The five-member court unanimously rejected both of the government's proposed laws. One proposed allowing all marriage commissioners to refuse to perform civil marriage ceremonies that are contrary to their religious beliefs. The other would have granted the exemption only to those commissioners who held office when same-sex marriage was legalised in November 2004.
Pressure on advertisers
It is not only Christians, however, who run into trouble for their views on homosexuality. A remarkable case of this recently occurred involving an Australian web-based forum, On Line Opinion. Graham Young, the founding editor, explained the situation in a 7 February posting. For 11 years the site has been an open platform for ideas he said.
The future of the site is now under threat because of a campaign to stop advertisers placing their ads, which account for about half of the money needed to run it. This happened after the publication of an article by Bill Muehlenberg opposing same-sex marriage.
Young said that he had decided to publish a series of articles, from a variety of viewpoints, on the issue of same-sex marriage following calls for the issue to be debated by federal parliament. Muehlenberg's article was well-researched and couched in fairly neutral language, he said.
He added that if people did not agree with the article's opinions then the way to respond is by contributing their own opinions, instead of trying to suppress any contrary ideas.
Muehlenberg's article was published in December. Following a campaign by homosexual activists a number of companies stopped placing ads on the site and the income from ads has dropped to practically zero, said Young.
Christopher Pearson commented on the situation in a 5 February article in the Weekend Australian. He contacted the companies involved and one of the replies received was from the ANZ Bank.
"The removal of our advertising should not be viewed as a violation of free speech; it's simply that we choose not to advertise on blogs that do not align to our organisational values," he was told.
"Oh, brave new world! Apparently anything less than an uncritical endorsement of gay marriage no longer aligns with the ANZ's organisational values," Pearson remarked.
Homosexual activists accuse Christians, and others, who do not agree with them of hating them. This is in spite of repeated explanations that it is not the persons that they oppose, but only their sexual conduct.

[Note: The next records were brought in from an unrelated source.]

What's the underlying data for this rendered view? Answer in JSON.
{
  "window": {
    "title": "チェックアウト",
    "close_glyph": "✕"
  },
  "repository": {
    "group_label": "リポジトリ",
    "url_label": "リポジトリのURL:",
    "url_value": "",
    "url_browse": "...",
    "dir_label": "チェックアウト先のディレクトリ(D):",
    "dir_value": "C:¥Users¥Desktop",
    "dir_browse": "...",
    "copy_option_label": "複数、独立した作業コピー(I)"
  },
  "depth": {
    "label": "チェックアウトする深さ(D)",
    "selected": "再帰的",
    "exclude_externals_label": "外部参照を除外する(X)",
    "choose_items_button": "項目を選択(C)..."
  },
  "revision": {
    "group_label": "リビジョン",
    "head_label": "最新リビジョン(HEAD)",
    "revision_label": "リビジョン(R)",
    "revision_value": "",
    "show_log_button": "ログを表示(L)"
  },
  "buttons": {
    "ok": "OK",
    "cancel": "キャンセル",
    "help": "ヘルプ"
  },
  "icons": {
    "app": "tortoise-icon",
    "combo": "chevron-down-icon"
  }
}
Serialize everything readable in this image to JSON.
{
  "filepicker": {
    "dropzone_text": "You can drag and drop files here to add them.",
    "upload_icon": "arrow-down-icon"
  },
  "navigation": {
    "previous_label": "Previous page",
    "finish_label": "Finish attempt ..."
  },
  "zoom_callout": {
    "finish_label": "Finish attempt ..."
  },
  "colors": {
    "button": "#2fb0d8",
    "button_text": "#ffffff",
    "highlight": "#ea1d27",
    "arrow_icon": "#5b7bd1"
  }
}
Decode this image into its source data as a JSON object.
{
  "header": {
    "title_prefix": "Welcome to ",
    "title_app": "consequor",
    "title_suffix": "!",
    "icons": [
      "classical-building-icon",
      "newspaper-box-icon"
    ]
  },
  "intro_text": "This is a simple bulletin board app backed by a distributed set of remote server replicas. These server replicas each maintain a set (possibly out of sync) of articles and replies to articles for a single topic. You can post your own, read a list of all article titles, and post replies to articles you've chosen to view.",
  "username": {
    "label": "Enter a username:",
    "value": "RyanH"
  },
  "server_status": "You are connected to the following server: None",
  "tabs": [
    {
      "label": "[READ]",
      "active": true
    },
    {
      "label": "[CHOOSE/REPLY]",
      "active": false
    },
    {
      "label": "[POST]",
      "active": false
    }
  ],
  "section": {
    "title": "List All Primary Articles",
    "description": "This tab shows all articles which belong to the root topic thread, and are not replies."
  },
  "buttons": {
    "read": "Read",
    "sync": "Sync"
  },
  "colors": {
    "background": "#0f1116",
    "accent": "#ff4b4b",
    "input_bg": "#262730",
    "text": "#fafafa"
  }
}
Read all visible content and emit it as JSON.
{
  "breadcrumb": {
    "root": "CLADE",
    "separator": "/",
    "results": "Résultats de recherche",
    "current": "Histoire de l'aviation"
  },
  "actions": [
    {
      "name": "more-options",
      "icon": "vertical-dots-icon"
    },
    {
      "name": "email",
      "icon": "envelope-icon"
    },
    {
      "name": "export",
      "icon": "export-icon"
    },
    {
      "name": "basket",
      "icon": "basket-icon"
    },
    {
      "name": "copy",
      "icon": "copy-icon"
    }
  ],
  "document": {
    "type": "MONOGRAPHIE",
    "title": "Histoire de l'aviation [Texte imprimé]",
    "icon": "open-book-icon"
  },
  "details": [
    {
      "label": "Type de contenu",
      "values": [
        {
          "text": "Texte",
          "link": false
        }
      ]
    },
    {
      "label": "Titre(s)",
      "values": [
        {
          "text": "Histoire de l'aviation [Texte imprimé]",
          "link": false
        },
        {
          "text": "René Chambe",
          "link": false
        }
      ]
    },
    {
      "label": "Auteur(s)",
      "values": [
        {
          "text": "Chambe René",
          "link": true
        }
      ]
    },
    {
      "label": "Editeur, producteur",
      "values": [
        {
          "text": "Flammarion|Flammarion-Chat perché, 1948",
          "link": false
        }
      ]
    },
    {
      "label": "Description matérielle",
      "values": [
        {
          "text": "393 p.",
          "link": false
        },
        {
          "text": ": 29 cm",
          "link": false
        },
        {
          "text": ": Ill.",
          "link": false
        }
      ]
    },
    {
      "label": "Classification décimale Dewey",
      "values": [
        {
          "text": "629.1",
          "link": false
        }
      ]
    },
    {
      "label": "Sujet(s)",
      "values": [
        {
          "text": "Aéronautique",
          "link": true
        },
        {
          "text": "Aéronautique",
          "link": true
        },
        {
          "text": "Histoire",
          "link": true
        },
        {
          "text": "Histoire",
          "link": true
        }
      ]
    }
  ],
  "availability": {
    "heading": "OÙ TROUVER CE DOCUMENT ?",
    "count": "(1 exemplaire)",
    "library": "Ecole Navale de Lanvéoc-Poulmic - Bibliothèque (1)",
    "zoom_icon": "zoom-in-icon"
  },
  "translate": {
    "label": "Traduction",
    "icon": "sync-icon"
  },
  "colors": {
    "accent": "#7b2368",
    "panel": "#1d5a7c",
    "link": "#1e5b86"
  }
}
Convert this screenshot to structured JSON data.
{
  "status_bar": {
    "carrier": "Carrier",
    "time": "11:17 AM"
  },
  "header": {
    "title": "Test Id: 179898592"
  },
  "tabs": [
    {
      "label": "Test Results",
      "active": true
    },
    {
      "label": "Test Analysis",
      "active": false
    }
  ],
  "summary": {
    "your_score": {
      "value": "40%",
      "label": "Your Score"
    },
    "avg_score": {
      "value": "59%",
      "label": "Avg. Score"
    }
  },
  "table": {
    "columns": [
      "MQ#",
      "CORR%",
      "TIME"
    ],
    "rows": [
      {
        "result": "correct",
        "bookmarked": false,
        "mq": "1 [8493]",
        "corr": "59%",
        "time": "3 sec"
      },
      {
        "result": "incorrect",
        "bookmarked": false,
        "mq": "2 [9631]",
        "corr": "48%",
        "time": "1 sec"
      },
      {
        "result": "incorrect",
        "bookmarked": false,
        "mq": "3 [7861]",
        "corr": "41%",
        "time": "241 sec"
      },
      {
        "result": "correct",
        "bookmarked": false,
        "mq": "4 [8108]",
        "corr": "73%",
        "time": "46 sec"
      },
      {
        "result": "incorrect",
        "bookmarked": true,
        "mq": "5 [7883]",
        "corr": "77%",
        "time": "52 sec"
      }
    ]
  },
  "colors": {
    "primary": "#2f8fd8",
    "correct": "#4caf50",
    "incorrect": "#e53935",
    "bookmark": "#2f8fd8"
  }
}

In fact, the Catechism of the Catholic Church clearly states: "Deliberate hatred is contrary to charity" (2303). And when it comes to homosexuality the Catechism urges that people with homosexual tendencies "must be accepted with respect, compassion, and sensitivity" (2358).
At the same time, the practice of homosexual behaviour is not accepted by the Catholic Church, nor by many other Christian churches and communities.
Increasingly, the rights of homosexuals are trumping the right to carry out what believers feel called to do. If religious freedom is to be real it needs to allow people to act according to their conscience.
This article was originally published on the Zenit News Agency website.